======== RECORDS SUPPLIED ========
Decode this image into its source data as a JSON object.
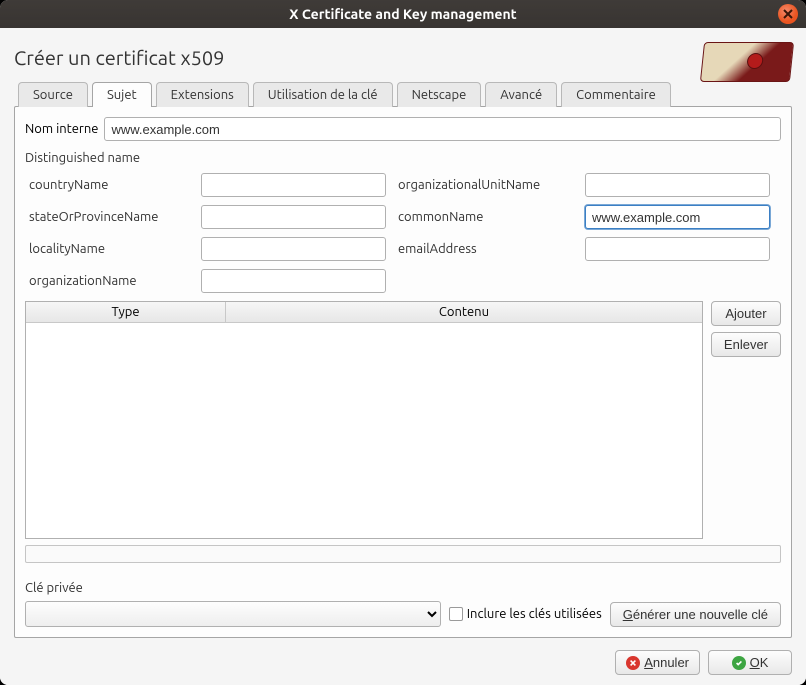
{
  "window": {
    "title": "X Certificate and Key management"
  },
  "page_title": "Créer un certificat x509",
  "tabs": [
    {
      "label": "Source"
    },
    {
      "label": "Sujet"
    },
    {
      "label": "Extensions"
    },
    {
      "label": "Utilisation de la clé"
    },
    {
      "label": "Netscape"
    },
    {
      "label": "Avancé"
    },
    {
      "label": "Commentaire"
    }
  ],
  "active_tab_index": 1,
  "internal_name": {
    "label": "Nom interne",
    "value": "www.example.com"
  },
  "dn": {
    "label": "Distinguished name",
    "fields": {
      "countryName": {
        "label": "countryName",
        "value": ""
      },
      "stateOrProvinceName": {
        "label": "stateOrProvinceName",
        "value": ""
      },
      "localityName": {
        "label": "localityName",
        "value": ""
      },
      "organizationName": {
        "label": "organizationName",
        "value": ""
      },
      "organizationalUnitName": {
        "label": "organizationalUnitName",
        "value": ""
      },
      "commonName": {
        "label": "commonName",
        "value": "www.example.com"
      },
      "emailAddress": {
        "label": "emailAddress",
        "value": ""
      }
    }
  },
  "table": {
    "headers": {
      "type": "Type",
      "content": "Contenu"
    },
    "buttons": {
      "add": "Ajouter",
      "remove": "Enlever"
    }
  },
  "private_key": {
    "label": "Clé privée",
    "selected": "",
    "include_used": "Inclure les clés utilisées",
    "generate": "Générer une nouvelle clé"
  },
  "footer": {
    "cancel": "Annuler",
    "ok": "OK"
  }
}
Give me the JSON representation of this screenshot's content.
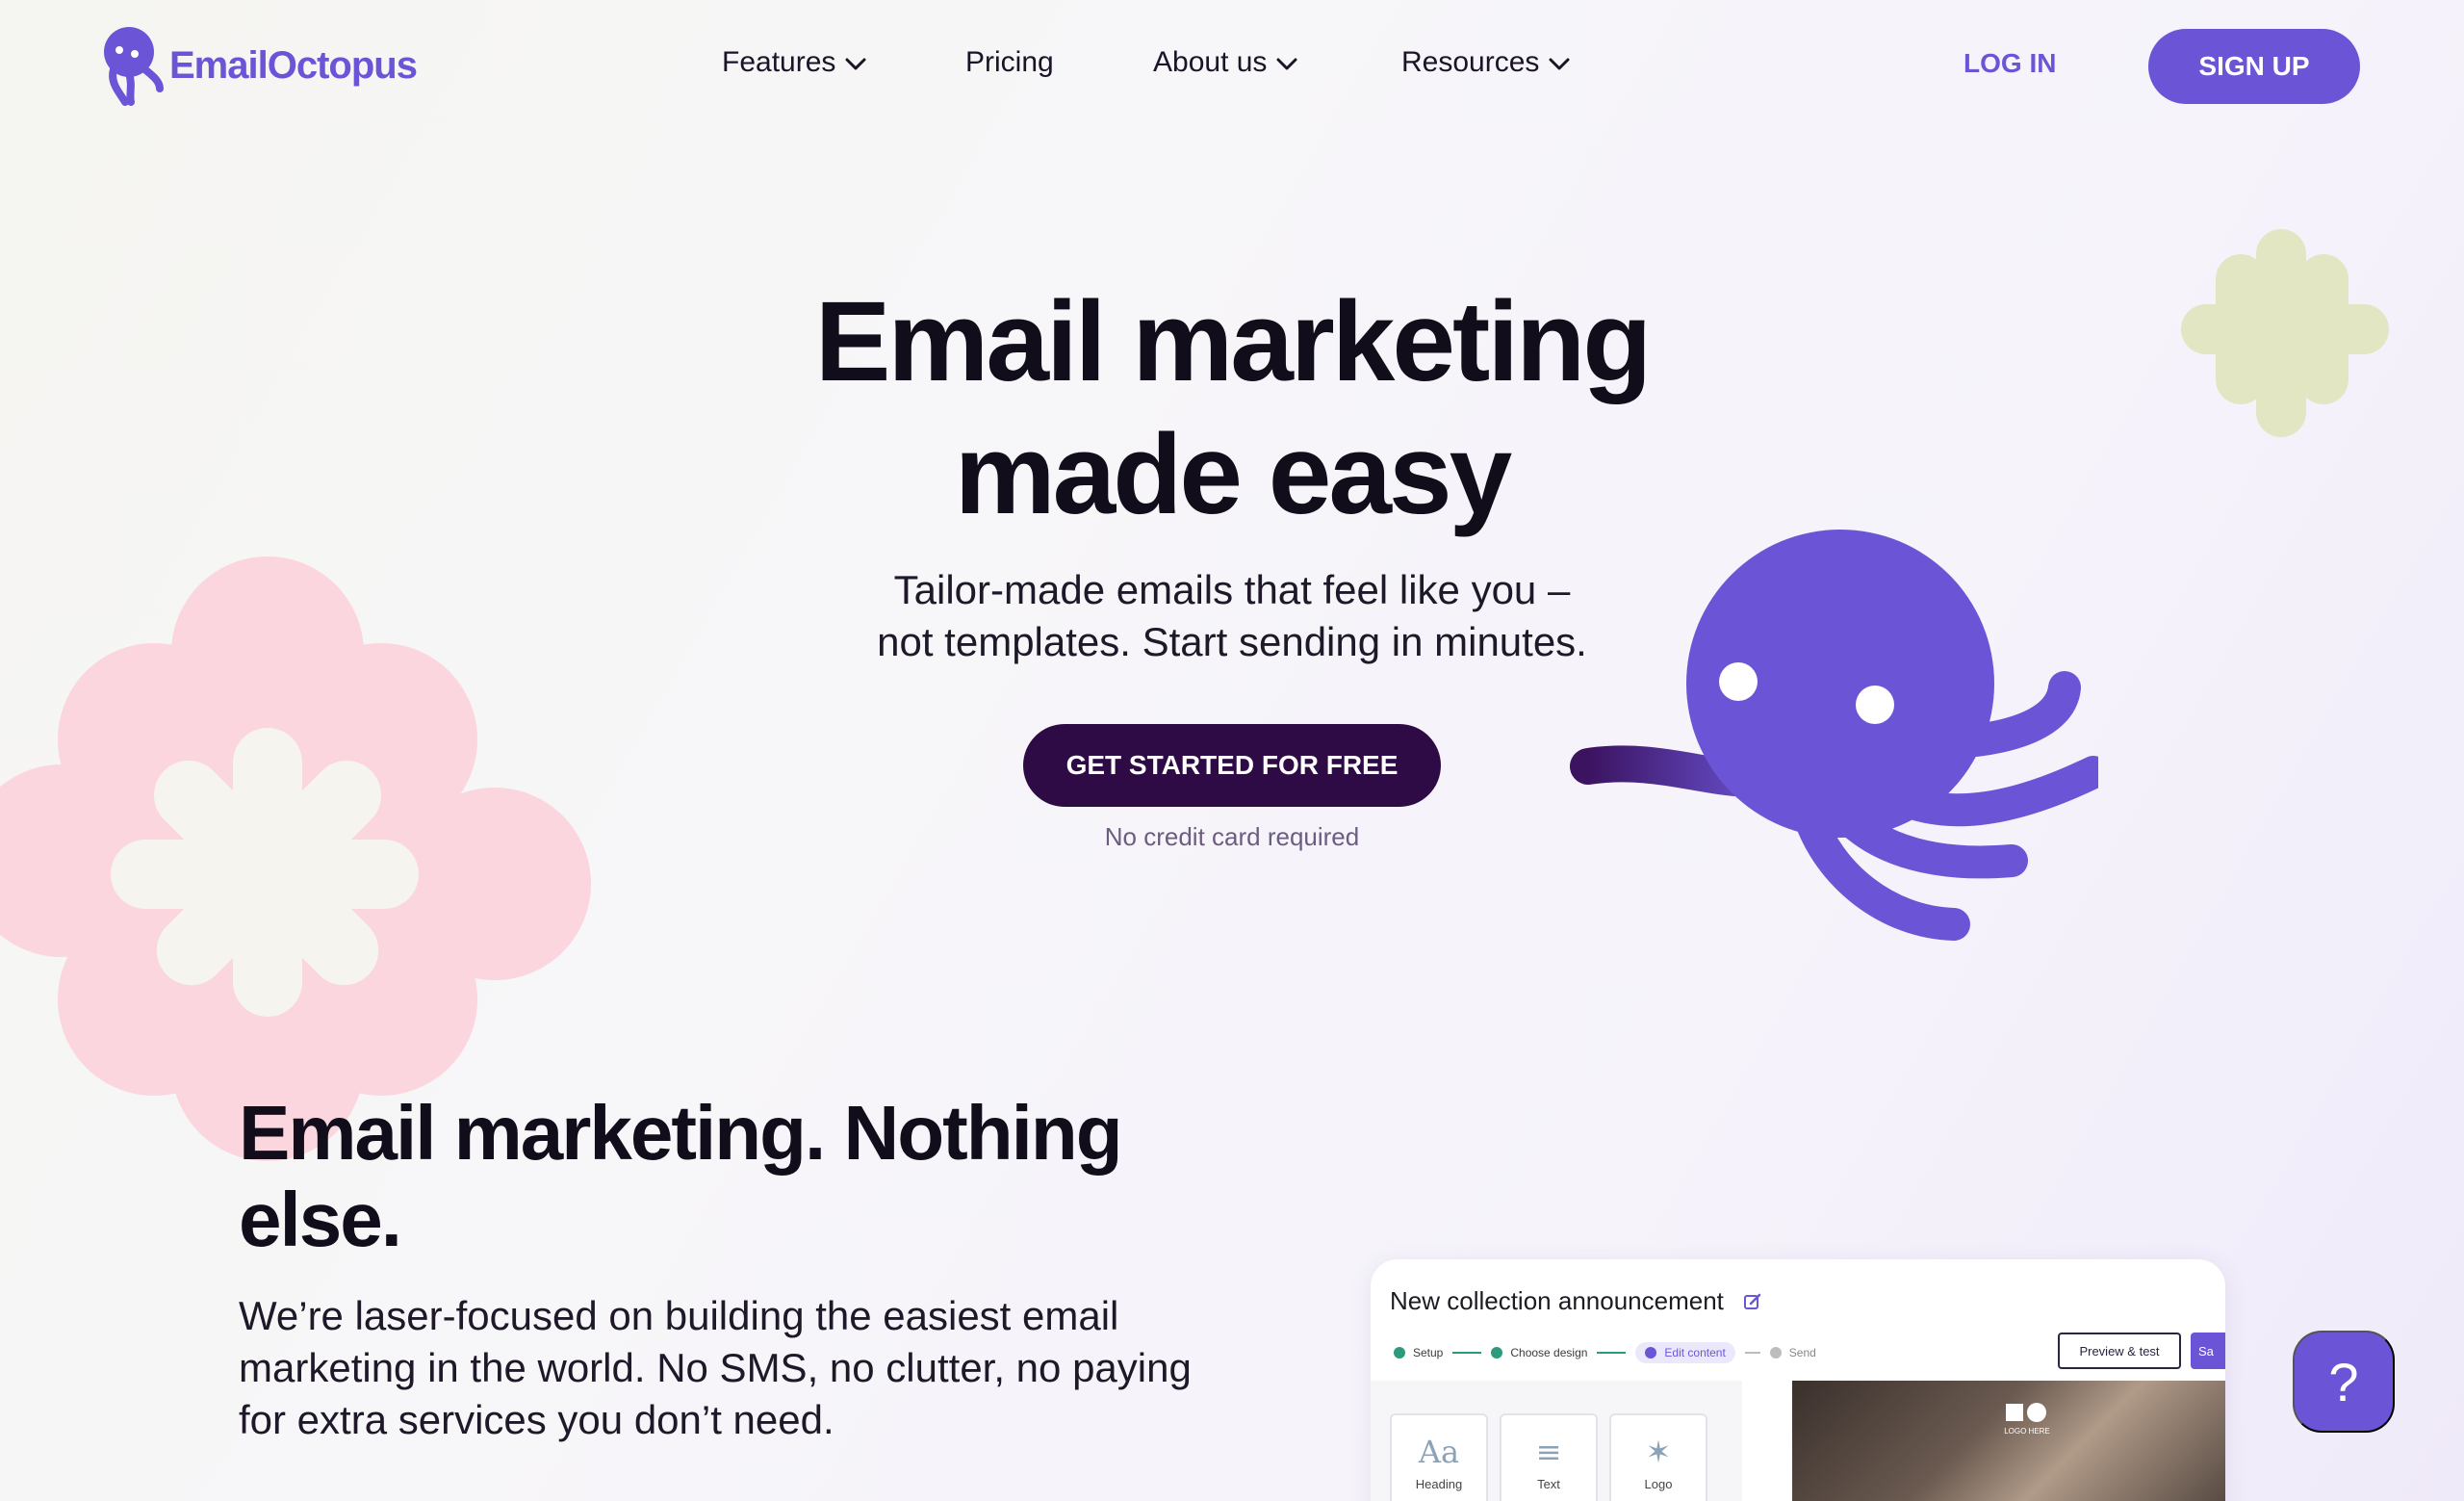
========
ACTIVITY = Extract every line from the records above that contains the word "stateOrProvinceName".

EXERCISE ANSWER =
      "stateOrProvinceName": {
        "label": "stateOrProvinceName",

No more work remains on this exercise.